WHAT TO PRODUCE
Output all of the records exactly, word for word.

INFORMATION GIVEN
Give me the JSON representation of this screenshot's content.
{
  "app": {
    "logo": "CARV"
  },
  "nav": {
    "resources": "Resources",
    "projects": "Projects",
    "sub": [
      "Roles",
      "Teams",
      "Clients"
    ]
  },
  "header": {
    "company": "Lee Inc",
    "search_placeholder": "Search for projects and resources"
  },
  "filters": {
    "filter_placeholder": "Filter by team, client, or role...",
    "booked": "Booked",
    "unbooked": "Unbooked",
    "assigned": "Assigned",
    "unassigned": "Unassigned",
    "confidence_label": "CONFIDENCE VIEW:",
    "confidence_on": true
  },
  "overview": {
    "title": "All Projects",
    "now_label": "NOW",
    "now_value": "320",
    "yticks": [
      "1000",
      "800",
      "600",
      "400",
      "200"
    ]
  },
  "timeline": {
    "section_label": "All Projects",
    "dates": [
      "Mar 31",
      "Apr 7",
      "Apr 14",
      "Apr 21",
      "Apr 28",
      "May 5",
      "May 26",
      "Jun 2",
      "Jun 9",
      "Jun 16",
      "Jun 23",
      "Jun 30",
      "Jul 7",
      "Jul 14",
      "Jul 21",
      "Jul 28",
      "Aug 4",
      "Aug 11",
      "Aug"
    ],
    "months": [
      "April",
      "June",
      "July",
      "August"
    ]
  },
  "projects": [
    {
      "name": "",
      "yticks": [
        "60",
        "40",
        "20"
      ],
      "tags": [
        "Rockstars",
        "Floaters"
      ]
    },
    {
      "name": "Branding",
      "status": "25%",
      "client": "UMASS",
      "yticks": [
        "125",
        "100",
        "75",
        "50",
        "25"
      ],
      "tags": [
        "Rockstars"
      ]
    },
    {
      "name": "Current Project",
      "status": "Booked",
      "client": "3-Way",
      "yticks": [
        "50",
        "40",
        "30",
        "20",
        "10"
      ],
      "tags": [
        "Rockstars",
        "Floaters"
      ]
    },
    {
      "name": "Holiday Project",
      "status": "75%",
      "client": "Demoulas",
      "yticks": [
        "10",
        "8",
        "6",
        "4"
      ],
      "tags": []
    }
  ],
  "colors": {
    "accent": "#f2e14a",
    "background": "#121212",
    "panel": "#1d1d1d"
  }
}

TASK SOLUTION
Give me the JSON representation of this screenshot's content.
{
  "app": {
    "logo": "CARV"
  },
  "nav": {
    "resources": "Resources",
    "projects": "Projects",
    "sub": [
      "Roles",
      "Teams",
      "Clients"
    ]
  },
  "header": {
    "company": "Lee Inc",
    "search_placeholder": "Search for projects and resources"
  },
  "filters": {
    "filter_placeholder": "Filter by team, client, or role...",
    "booked": "Booked",
    "unbooked": "Unbooked",
    "assigned": "Assigned",
    "unassigned": "Unassigned",
    "confidence_label": "CONFIDENCE VIEW:",
    "confidence_on": true
  },
  "overview": {
    "title": "All Projects",
    "now_label": "NOW",
    "now_value": "320",
    "yticks": [
      "1000",
      "800",
      "600",
      "400",
      "200"
    ]
  },
  "timeline": {
    "section_label": "All Projects",
    "dates": [
      "Mar 31",
      "Apr 7",
      "Apr 14",
      "Apr 21",
      "Apr 28",
      "May 5",
      "May 26",
      "Jun 2",
      "Jun 9",
      "Jun 16",
      "Jun 23",
      "Jun 30",
      "Jul 7",
      "Jul 14",
      "Jul 21",
      "Jul 28",
      "Aug 4",
      "Aug 11",
      "Aug"
    ],
    "months": [
      "April",
      "June",
      "July",
      "August"
    ]
  },
  "projects": [
    {
      "name": "",
      "yticks": [
        "60",
        "40",
        "20"
      ],
      "tags": [
        "Rockstars",
        "Floaters"
      ]
    },
    {
      "name": "Branding",
      "status": "25%",
      "client": "UMASS",
      "yticks": [
        "125",
        "100",
        "75",
        "50",
        "25"
      ],
      "tags": [
        "Rockstars"
      ]
    },
    {
      "name": "Current Project",
      "status": "Booked",
      "client": "3-Way",
      "yticks": [
        "50",
        "40",
        "30",
        "20",
        "10"
      ],
      "tags": [
        "Rockstars",
        "Floaters"
      ]
    },
    {
      "name": "Holiday Project",
      "status": "75%",
      "client": "Demoulas",
      "yticks": [
        "10",
        "8",
        "6",
        "4"
      ],
      "tags": []
    }
  ],
  "colors": {
    "accent": "#f2e14a",
    "background": "#121212",
    "panel": "#1d1d1d"
  }
}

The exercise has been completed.